**What this task involves:** Lines holding the word "digit" are the ones to copy from the data below.

**Supplied data:**
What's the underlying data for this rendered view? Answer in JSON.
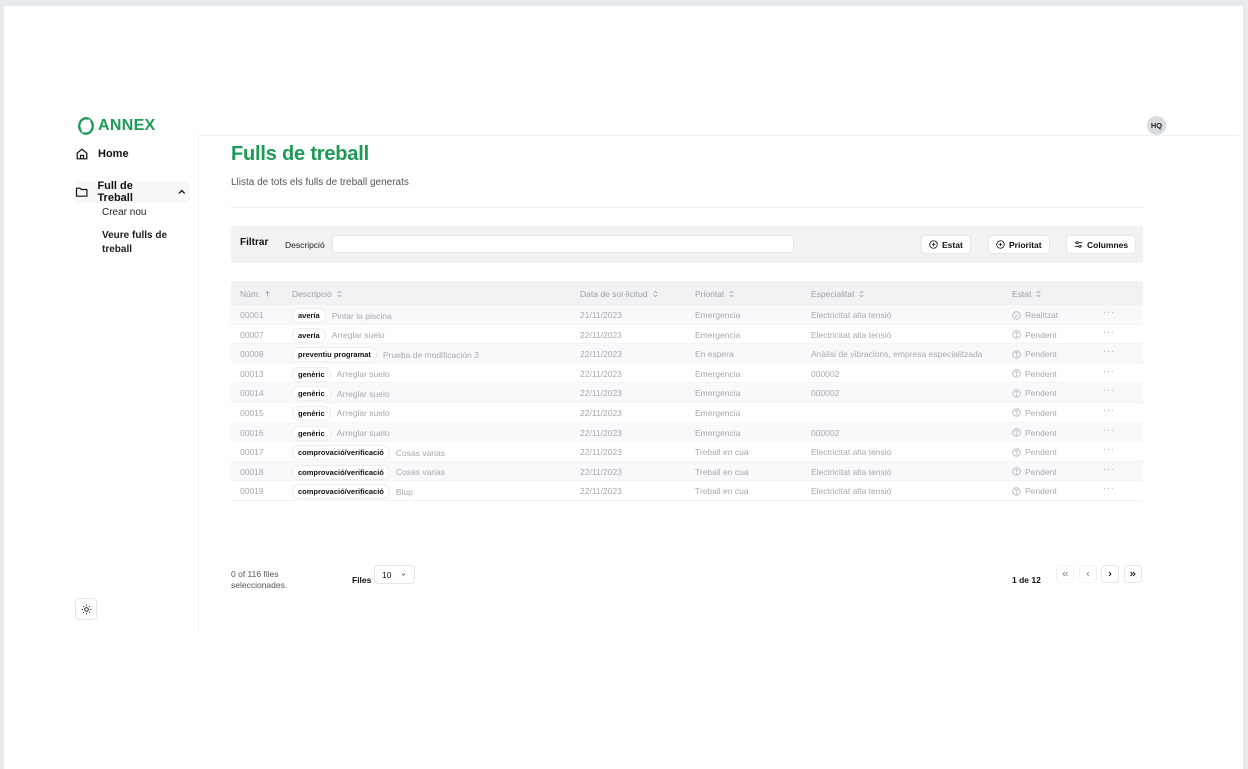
{
  "app": {
    "logo_text": "ANNEX",
    "brand_color": "#1d9a55",
    "user_initials": "HQ"
  },
  "sidebar": {
    "home_label": "Home",
    "full_label": "Full de Treball",
    "sub_items": [
      "Crear nou",
      "Veure fulls de treball"
    ],
    "theme_icon": "sun-icon"
  },
  "main": {
    "title": "Fulls de treball",
    "subtitle": "Llista de tots els fulls de treball generats"
  },
  "filter": {
    "title": "Filtrar",
    "field_label": "Descripció",
    "input_value": "",
    "buttons": {
      "estat": "Estat",
      "prioritat": "Prioritat",
      "columnes": "Columnes"
    }
  },
  "table": {
    "headers": [
      "Núm.",
      "Descripció",
      "Data de sol·licitud",
      "Prioritat",
      "Especialitat",
      "Estat"
    ],
    "rows": [
      {
        "num": "00001",
        "tag": "avería",
        "desc": "Pintar la piscina",
        "date": "21/11/2023",
        "prio": "Emergencia",
        "esp": "Electricitat alta tensió",
        "estat": "Realitzat",
        "estat_icon": "check-circle-icon"
      },
      {
        "num": "00007",
        "tag": "avería",
        "desc": "Arreglar suelo",
        "date": "22/11/2023",
        "prio": "Emergencia",
        "esp": "Electricitat alta tensió",
        "estat": "Pendent",
        "estat_icon": "question-circle-icon"
      },
      {
        "num": "00008",
        "tag": "preventiu programat",
        "desc": "Prueba de modificación 3",
        "date": "22/11/2023",
        "prio": "En espera",
        "esp": "Anàlisi de vibracions, empresa especialitzada",
        "estat": "Pendent",
        "estat_icon": "question-circle-icon"
      },
      {
        "num": "00013",
        "tag": "genèric",
        "desc": "Arreglar suelo",
        "date": "22/11/2023",
        "prio": "Emergencia",
        "esp": "000002",
        "estat": "Pendent",
        "estat_icon": "question-circle-icon"
      },
      {
        "num": "00014",
        "tag": "genèric",
        "desc": "Arreglar suelo",
        "date": "22/11/2023",
        "prio": "Emergencia",
        "esp": "000002",
        "estat": "Pendent",
        "estat_icon": "question-circle-icon"
      },
      {
        "num": "00015",
        "tag": "genèric",
        "desc": "Arreglar suelo",
        "date": "22/11/2023",
        "prio": "Emergencia",
        "esp": "",
        "estat": "Pendent",
        "estat_icon": "question-circle-icon"
      },
      {
        "num": "00016",
        "tag": "genèric",
        "desc": "Arreglar suelo",
        "date": "22/11/2023",
        "prio": "Emergencia",
        "esp": "000002",
        "estat": "Pendent",
        "estat_icon": "question-circle-icon"
      },
      {
        "num": "00017",
        "tag": "comprovació/verificació",
        "desc": "Cosas varias",
        "date": "22/11/2023",
        "prio": "Treball en cua",
        "esp": "Electricitat alta tensió",
        "estat": "Pendent",
        "estat_icon": "question-circle-icon"
      },
      {
        "num": "00018",
        "tag": "comprovació/verificació",
        "desc": "Cosas varias",
        "date": "22/11/2023",
        "prio": "Treball en cua",
        "esp": "Electricitat alta tensió",
        "estat": "Pendent",
        "estat_icon": "question-circle-icon"
      },
      {
        "num": "00019",
        "tag": "comprovació/verificació",
        "desc": "Blup",
        "date": "22/11/2023",
        "prio": "Treball en cua",
        "esp": "Electricitat alta tensió",
        "estat": "Pendent",
        "estat_icon": "question-circle-icon"
      }
    ],
    "row_action": "···"
  },
  "footer": {
    "selection_info": "0 of 116 files seleccionades.",
    "rows_label": "Files",
    "rows_value": "10",
    "page_info": "1 de 12"
  }
}
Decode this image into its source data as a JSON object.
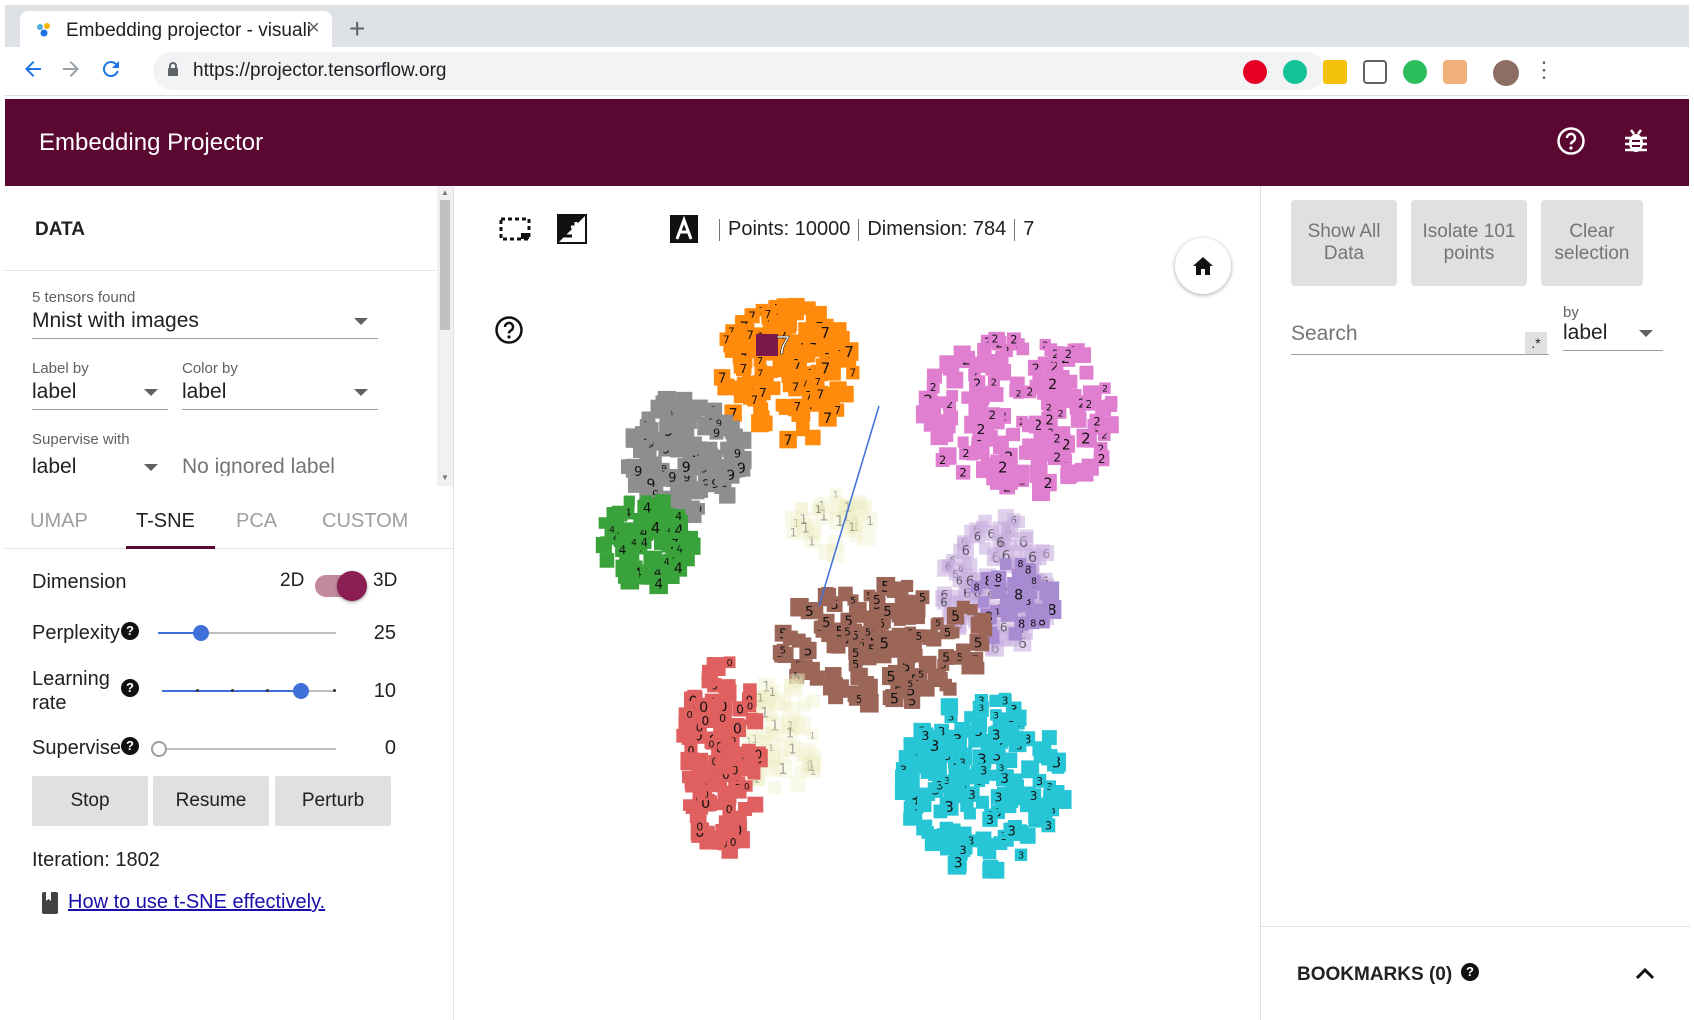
{
  "browser": {
    "tab_title": "Embedding projector - visualization of high-dimensional data",
    "new_tab": "+",
    "close": "×",
    "url": "https://projector.tensorflow.org"
  },
  "app": {
    "title": "Embedding Projector"
  },
  "data_panel": {
    "title": "DATA",
    "tensors_found": "5 tensors found",
    "tensor_value": "Mnist with images",
    "label_by_label": "Label by",
    "label_by_value": "label",
    "color_by_label": "Color by",
    "color_by_value": "label",
    "supervise_with_label": "Supervise with",
    "supervise_with_value": "label",
    "ignored_label": "No ignored label"
  },
  "tabs": [
    "UMAP",
    "T-SNE",
    "PCA",
    "CUSTOM"
  ],
  "tsne": {
    "dimension_label": "Dimension",
    "dim_2d": "2D",
    "dim_3d": "3D",
    "perplexity_label": "Perplexity",
    "perplexity_value": "25",
    "perplexity_fraction": 0.24,
    "learning_rate_label_1": "Learning",
    "learning_rate_label_2": "rate",
    "learning_rate_value": "10",
    "learning_rate_fraction": 0.8,
    "supervise_label": "Supervise",
    "supervise_value": "0",
    "supervise_fraction": 0.0,
    "stop": "Stop",
    "resume": "Resume",
    "perturb": "Perturb",
    "iteration": "Iteration: 1802",
    "link": "How to use t-SNE effectively."
  },
  "center": {
    "points": "Points: 10000",
    "dimension": "Dimension: 784",
    "selected": "7",
    "hover_label": "7"
  },
  "right_panel": {
    "show_all": "Show All Data",
    "isolate": "Isolate 101 points",
    "clear": "Clear selection",
    "search_placeholder": "Search",
    "regex": ".*",
    "by": "by",
    "by_value": "label",
    "bookmarks": "BOOKMARKS (0)"
  },
  "clusters": [
    {
      "digit": "0",
      "color": "#e06060"
    },
    {
      "digit": "1",
      "color": "#eeeec4"
    },
    {
      "digit": "2",
      "color": "#e07ed0"
    },
    {
      "digit": "3",
      "color": "#27c6d6"
    },
    {
      "digit": "4",
      "color": "#3aa23a"
    },
    {
      "digit": "5",
      "color": "#9b6658"
    },
    {
      "digit": "6",
      "color": "#c9b0e0"
    },
    {
      "digit": "7",
      "color": "#ff8a0c"
    },
    {
      "digit": "8",
      "color": "#a98bd2"
    },
    {
      "digit": "9",
      "color": "#8e8e8e"
    }
  ]
}
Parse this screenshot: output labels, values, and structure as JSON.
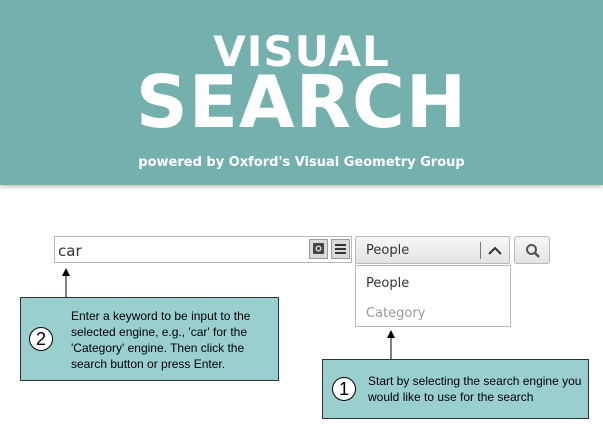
{
  "header": {
    "title_line1": "VISUAL",
    "title_line2": "SEARCH",
    "powered_by": "powered by Oxford's Visual Geometry Group",
    "background_color": "#74b0ad"
  },
  "search": {
    "query_value": "car",
    "image_button_icon": "image-icon",
    "list_button_icon": "list-icon",
    "search_button_icon": "magnifier-icon"
  },
  "engine_select": {
    "selected": "People",
    "options": [
      "People",
      "Category"
    ]
  },
  "callouts": {
    "step2": {
      "number": "2",
      "text": "Enter a keyword to be input to the selected engine, e.g., 'car' for the 'Category' engine. Then click the search button or press Enter."
    },
    "step1": {
      "number": "1",
      "text": "Start by selecting the search engine you would like to use for the search"
    }
  }
}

**Exercise solution:**
      "digit": "0",
      "digit": "1",
      "digit": "2",
      "digit": "3",
      "digit": "4",
      "digit": "5",
      "digit": "6",
      "digit": "7",
      "digit": "8",
      "digit": "9",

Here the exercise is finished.